CREST in conjunction with colleagues in the Communications Division of the School of Electronic, Electrical and Systems Engineering have been researching into a vibration-based compact condition monitoring system, comprised of low-cost consumer electronics capable of detecting variations in the dynamic properties of a turbine. Such a system could potentially be used to detect changes in the material properties of the blade as well as changes in loading (Esu et al., 2013b). This has potential for aiding advances load control and the detection of icing as well as blade condition monitoring.

At marginal cost, the in situ condition monitoring system could be integrated easily either retrofitted externally or embedded in turbine blades at manufacture. Research work has been done through the testing of a system on a 4.5m long Carter wind turbine blade under different loading conditions. Early results suggest that the system can satisfactorily characterise the bending modes of a blade and could potentially be used to detect changes in blade properties.


Borum, K.K., McGugan, M., and Brøndsted, P., “Condition monitoring of wind turbine blades,” in 27th Risø International Symposium on Materials Science: Polymer Composite Materials for Wind Power Turbines, 2006, pp. 139–145.
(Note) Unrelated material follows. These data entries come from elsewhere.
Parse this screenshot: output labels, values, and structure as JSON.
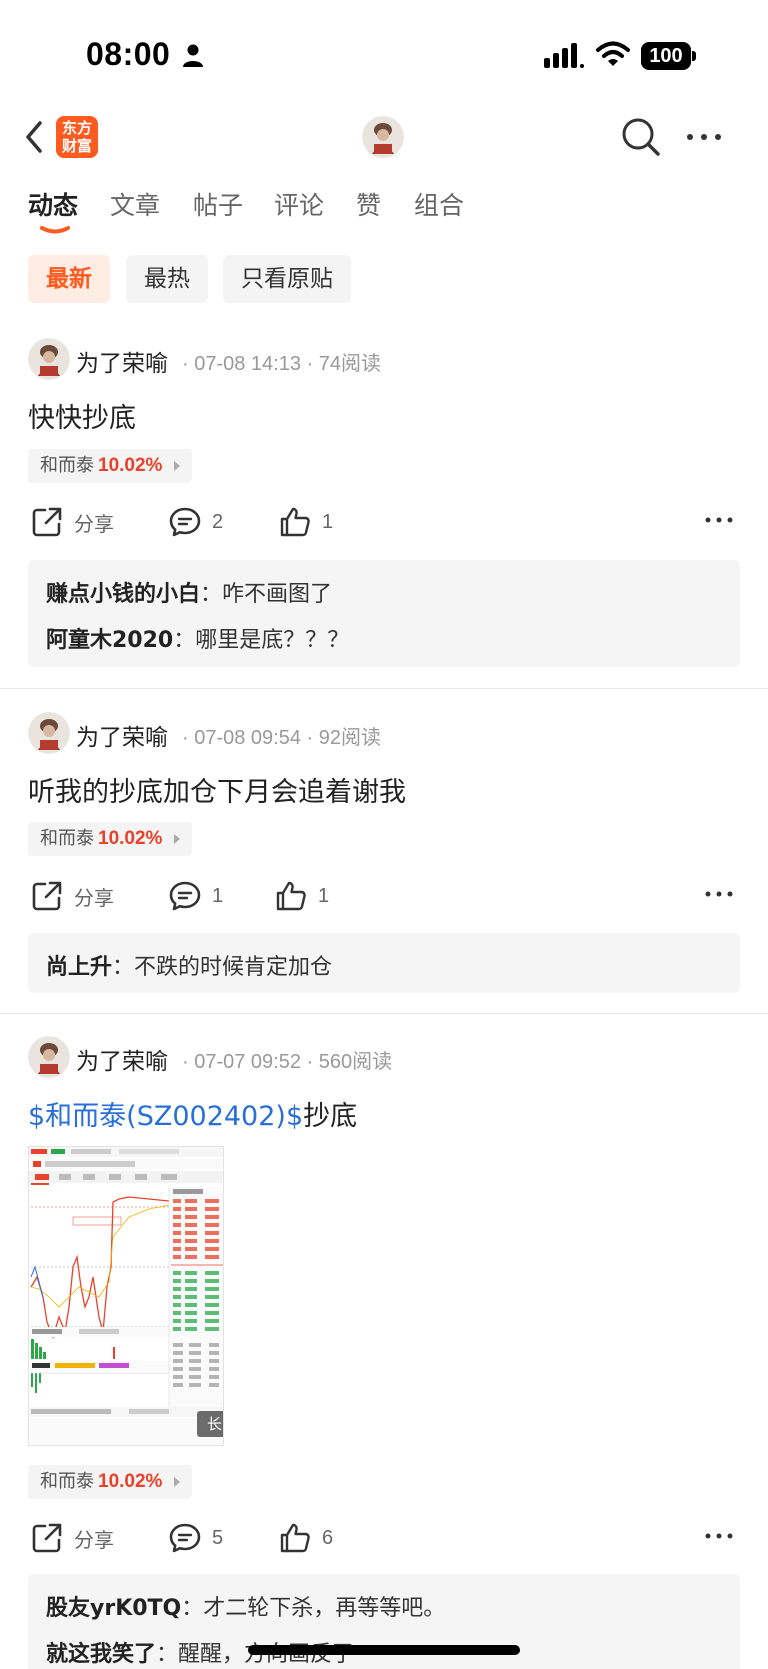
{
  "status_bar": {
    "time": "08:00",
    "battery": "100"
  },
  "nav": {
    "logo_text_line1": "东方",
    "logo_text_line2": "财富"
  },
  "tabs": [
    {
      "label": "动态",
      "active": true
    },
    {
      "label": "文章"
    },
    {
      "label": "帖子"
    },
    {
      "label": "评论"
    },
    {
      "label": "赞"
    },
    {
      "label": "组合"
    }
  ],
  "filters": [
    {
      "label": "最新",
      "active": true
    },
    {
      "label": "最热"
    },
    {
      "label": "只看原贴"
    }
  ],
  "posts": [
    {
      "author": "为了荣喻",
      "meta": "· 07-08 14:13 · 74阅读",
      "content": "快快抄底",
      "stock": {
        "name": "和而泰",
        "change": "10.02%"
      },
      "share_label": "分享",
      "comment_count": "2",
      "like_count": "1",
      "comments": [
        {
          "user": "赚点小钱的小白",
          "sep": "：",
          "text": "咋不画图了"
        },
        {
          "user": "阿童木2020",
          "sep": "：",
          "text": "哪里是底？？？"
        }
      ]
    },
    {
      "author": "为了荣喻",
      "meta": "· 07-08 09:54 · 92阅读",
      "content": "听我的抄底加仓下月会追着谢我",
      "stock": {
        "name": "和而泰",
        "change": "10.02%"
      },
      "share_label": "分享",
      "comment_count": "1",
      "like_count": "1",
      "comments": [
        {
          "user": "尚上升",
          "sep": "：",
          "text": "不跌的时候肯定加仓"
        }
      ]
    },
    {
      "author": "为了荣喻",
      "meta": "· 07-07 09:52 · 560阅读",
      "content_link": "$和而泰(SZ002402)$",
      "content_rest": "抄底",
      "image_badge": "长图",
      "stock": {
        "name": "和而泰",
        "change": "10.02%"
      },
      "share_label": "分享",
      "comment_count": "5",
      "like_count": "6",
      "comments": [
        {
          "user": "股友yrK0TQ",
          "sep": "：",
          "text": "才二轮下杀，再等等吧。"
        },
        {
          "user": "就这我笑了",
          "sep": "：",
          "text": "醒醒，方向画反了"
        }
      ]
    }
  ],
  "colors": {
    "accent": "#ff5a1f",
    "up": "#e8422c",
    "link": "#2a6ed8"
  },
  "icons": [
    "back-icon",
    "search-icon",
    "more-icon",
    "share-icon",
    "comment-icon",
    "like-icon",
    "person-icon",
    "signal-icon",
    "wifi-icon"
  ]
}
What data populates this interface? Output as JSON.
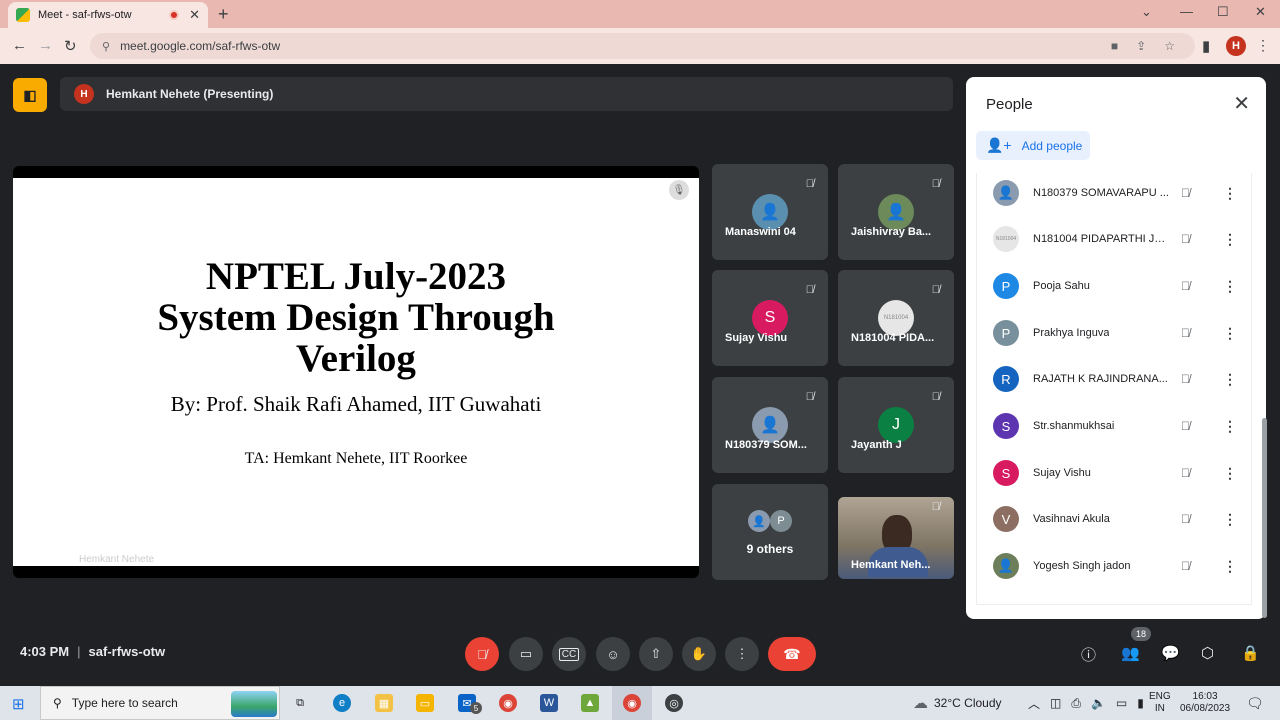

McGowan, J.G., Hyers, R.W, Sullivan, K.L. Manwell, J.F. Nair, S.V., McNiff, B. and Syrett, B.C., “A review of materials degradation in utility scale wind turbines,” Energy Mater. Mater. Sci. Eng. Energy Syst., vol. 2, no. 1, pp. 41–64, Mar. 2007.

Esu, O.O, Flint, J.A. and Watson, S.J., “Integration of Low-cost Accelerometers for Condition Monitoring of Wind Turbine Blades,” in European Wind Energy Conference, Vienna, 2013, pp. 1–4.

Esu, O.O, Flint, J.A and Watson, S.J., “Condition Monitoring of Wind Turbine Blades Using MEMS Accelerometers,” in Renewable Energy World Europe, 2013, pp. 1–12.